It was the week after I started telling people about my cancer that I started radiation. I did that for a few weeks until my oncologist did another CAT scan and MRI to figure out that my tumor wasn’t shrinking. It wasn’t growing, which a good sign, but it hadn’t been shrinking either. I remember the tears in my eyes at this news, just being angry. Wondering why me? Why did this happen to me? After this news, he put me on Chemo, with Glioblastoma though, it wasn’t your standard kind of chemo, it was oral. It came in the form of a pill. A pill I would take for five days every four weeks. This went on for a couple months.

I think that the biggest loss I suffered from chemo wasn’t my hair. It wasn’t the being sick all the time, or the loss of appetite. I mean, all of that sucked, but it wasn’t the worst thing for me. For me personally, it was being told that there was a chance that I might never have children in the future. I was told that chemo causes infertility, sometimes temporary, sometimes not. Now, while I have a greater chance of still being able to have my own children someday, opposed to someone who say is thirty-five, the words themselves terrified me. Even now, I still wonder if I make it through this, if I live a long healthy life, will I be able to have my own child someday, or did the cancer take that away from me as well?
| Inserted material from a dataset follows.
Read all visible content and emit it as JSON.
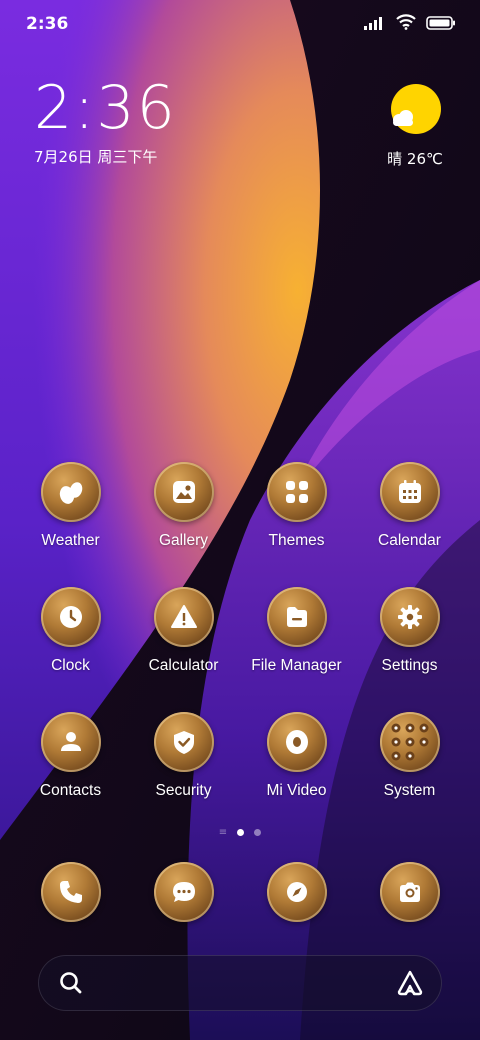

Since having cancer, I have felt less and less like myself every day since. I’m now at a point in my life where surgery was too invasive. I tried a high dose of radiation which worked for a while, only to have my tumor grow rapidly again. All of this led me to today. To my choice, right here, right now. These days, I choose nothing. No treatment other than cannabis oil that might not even work. I choose to die knowing that I lived my life the way I chose to. I didn’t spend my last months being sick, and unhappy. I lived. I traveled. I moved to Texas to be with my best friend. I fell in love. And whether I survive this or not, it’s a choice that I will never bring myself to regret.



Comments